The turf frogs, which usually live in tropical forests in part of Latin America, change their mating rituals when they are in an urban environment where men are also more attractive to females, according to a study.
In the latest issue of the Ecology of Nature and Evolution, a team from the Smithsonian Institute for Tropical Research (STRI) publishes its findings on the behavior of frog frogs living in ditches, ponds and drains of Panama City
Just as male peacocks use their complicated tails to attract females, túngara frogs do the same by adding extra sounds to their mating.
But they do not know that there are predators like bats or parasitic flies that use these love frog songs to find their food.
Recording cameras with remote control
To conduct their research, the team led by Wuther Polusurk, assistant professor at the University of Vary in Amsterdam, and a visiting scientist at STRI in Panama, is dependent on Smithson of the United States, reproducing calls of frog frogs in 22 urban areas and forestry.

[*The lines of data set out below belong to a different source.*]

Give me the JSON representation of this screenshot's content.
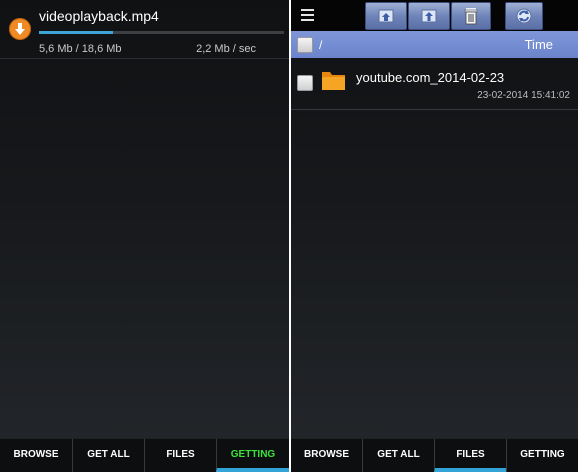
{
  "left": {
    "download": {
      "icon": "download-arrow-icon",
      "filename": "videoplayback.mp4",
      "size": "5,6 Mb / 18,6 Mb",
      "speed": "2,2 Mb / sec",
      "progress": 0.3
    },
    "tabs": [
      {
        "label": "BROWSE"
      },
      {
        "label": "GET ALL"
      },
      {
        "label": "FILES"
      },
      {
        "label": "GETTING"
      }
    ],
    "active_tab": "GETTING",
    "active_color": "#3ce23c"
  },
  "right": {
    "toolbar": {
      "icons": [
        "menu-icon",
        "home-icon",
        "folder-up-icon",
        "trash-icon",
        "refresh-icon"
      ]
    },
    "path": "/",
    "sort_label": "Time",
    "files": [
      {
        "name": "youtube.com_2014-02-23",
        "date": "23-02-2014 15:41:02",
        "icon": "folder-icon"
      }
    ],
    "tabs": [
      {
        "label": "BROWSE"
      },
      {
        "label": "GET ALL"
      },
      {
        "label": "FILES"
      },
      {
        "label": "GETTING"
      }
    ],
    "active_tab": "FILES"
  },
  "colors": {
    "accent": "#33a3d8",
    "progress": "#3ea3d6",
    "download_icon": "#f08a24",
    "path_bar": "#6b84cc"
  }
}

Through cameras with remote control infrared sensors, they monitor and record the number of women approaching as well as predators and parasites.
In the city, fewer women respond to calls, suggesting that men living in an urban environment should try harder to attract them.
In the second experiment, researchers recorded 100 men and discovered that urban men made more complex and familiar calls than those in the woods.
To find out which male frogs are more attractive, in the third experiment they put 40 women to hear calls from urban and forest men, and three out of four prefer the first.
Finally, scientists found that when urban men moved to the forest, they immediately simplified their calls.
The same does not happen with the men in the woods in the city, as they do not make more complex calls right away.
"As we change our social relationships in the cities, animals change their relationships and behavior in the radically changed biological communities we create around the world," concluded Rachel Pei, a STRI scientist and co-author of the study. EFE